## WHAT IS NEEDED
Extract each line holding the word "true" from the entries.

## SOURCE DATA
-*-

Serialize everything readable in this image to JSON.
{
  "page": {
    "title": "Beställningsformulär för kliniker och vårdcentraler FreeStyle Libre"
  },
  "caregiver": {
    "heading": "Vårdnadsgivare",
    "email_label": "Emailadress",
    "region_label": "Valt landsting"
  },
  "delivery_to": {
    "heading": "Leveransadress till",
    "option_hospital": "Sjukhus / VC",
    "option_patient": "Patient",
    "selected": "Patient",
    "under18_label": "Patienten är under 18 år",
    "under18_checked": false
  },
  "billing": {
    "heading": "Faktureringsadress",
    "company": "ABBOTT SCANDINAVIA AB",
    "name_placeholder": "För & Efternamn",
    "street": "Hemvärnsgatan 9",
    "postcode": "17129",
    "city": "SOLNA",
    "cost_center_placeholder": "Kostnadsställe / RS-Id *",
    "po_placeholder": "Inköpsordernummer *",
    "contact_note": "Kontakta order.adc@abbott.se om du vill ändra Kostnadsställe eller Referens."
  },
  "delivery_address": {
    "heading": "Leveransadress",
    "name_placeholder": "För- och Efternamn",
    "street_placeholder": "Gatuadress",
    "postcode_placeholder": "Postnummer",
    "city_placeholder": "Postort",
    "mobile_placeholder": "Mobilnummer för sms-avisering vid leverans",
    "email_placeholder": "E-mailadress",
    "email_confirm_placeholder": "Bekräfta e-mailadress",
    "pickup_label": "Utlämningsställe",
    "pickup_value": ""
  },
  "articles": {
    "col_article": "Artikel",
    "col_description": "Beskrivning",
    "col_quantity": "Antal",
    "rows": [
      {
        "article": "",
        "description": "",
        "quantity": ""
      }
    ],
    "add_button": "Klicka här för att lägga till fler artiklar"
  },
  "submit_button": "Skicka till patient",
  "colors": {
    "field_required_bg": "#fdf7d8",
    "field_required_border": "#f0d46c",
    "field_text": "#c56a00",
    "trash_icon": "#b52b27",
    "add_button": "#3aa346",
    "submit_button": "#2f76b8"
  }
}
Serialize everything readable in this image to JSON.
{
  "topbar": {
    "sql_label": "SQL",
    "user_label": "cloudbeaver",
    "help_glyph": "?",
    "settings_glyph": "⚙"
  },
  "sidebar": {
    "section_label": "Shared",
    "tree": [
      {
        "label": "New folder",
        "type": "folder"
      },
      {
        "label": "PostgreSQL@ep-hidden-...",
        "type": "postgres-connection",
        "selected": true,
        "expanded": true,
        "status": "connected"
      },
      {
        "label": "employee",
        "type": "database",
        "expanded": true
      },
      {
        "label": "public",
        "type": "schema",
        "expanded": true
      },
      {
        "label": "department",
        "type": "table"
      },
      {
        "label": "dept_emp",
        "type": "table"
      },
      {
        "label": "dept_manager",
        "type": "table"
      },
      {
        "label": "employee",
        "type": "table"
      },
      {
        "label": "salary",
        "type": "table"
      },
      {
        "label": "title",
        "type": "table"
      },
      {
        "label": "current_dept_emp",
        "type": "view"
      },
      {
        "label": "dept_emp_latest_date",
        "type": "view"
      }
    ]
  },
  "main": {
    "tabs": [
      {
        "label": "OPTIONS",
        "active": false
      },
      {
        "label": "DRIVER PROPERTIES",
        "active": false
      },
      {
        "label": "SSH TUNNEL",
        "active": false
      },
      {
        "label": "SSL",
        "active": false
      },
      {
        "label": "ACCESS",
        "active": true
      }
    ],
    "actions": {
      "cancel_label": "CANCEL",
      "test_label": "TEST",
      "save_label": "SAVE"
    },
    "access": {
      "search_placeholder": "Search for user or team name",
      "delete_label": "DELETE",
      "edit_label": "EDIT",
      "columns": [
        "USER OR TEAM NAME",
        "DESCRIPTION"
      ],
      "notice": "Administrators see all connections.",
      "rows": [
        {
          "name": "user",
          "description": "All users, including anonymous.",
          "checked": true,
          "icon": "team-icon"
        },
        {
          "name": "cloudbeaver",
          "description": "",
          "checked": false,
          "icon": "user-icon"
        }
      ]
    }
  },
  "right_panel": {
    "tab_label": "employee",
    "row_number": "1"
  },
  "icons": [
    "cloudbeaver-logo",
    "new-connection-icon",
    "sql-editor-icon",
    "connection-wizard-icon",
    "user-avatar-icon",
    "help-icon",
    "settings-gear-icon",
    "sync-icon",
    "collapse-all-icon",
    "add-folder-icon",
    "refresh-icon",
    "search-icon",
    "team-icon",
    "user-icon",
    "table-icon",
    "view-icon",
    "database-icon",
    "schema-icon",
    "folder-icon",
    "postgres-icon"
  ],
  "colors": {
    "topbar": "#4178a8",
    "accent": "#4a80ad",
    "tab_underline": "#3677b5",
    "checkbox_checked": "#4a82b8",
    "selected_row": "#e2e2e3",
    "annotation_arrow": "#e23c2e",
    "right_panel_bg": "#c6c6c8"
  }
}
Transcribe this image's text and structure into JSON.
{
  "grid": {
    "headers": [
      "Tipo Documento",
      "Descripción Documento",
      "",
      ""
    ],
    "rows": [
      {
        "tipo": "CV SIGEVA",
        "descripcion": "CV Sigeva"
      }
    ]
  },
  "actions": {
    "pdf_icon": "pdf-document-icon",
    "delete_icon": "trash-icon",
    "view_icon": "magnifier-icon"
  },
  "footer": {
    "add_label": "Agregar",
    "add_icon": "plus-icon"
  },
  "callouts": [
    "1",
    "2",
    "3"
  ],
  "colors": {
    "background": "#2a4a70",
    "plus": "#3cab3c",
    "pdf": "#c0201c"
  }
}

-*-

## ANSWER SPACE
        "selected": true,
        "expanded": true,
        "expanded": true
        "expanded": true
        "active": true
          "checked": true,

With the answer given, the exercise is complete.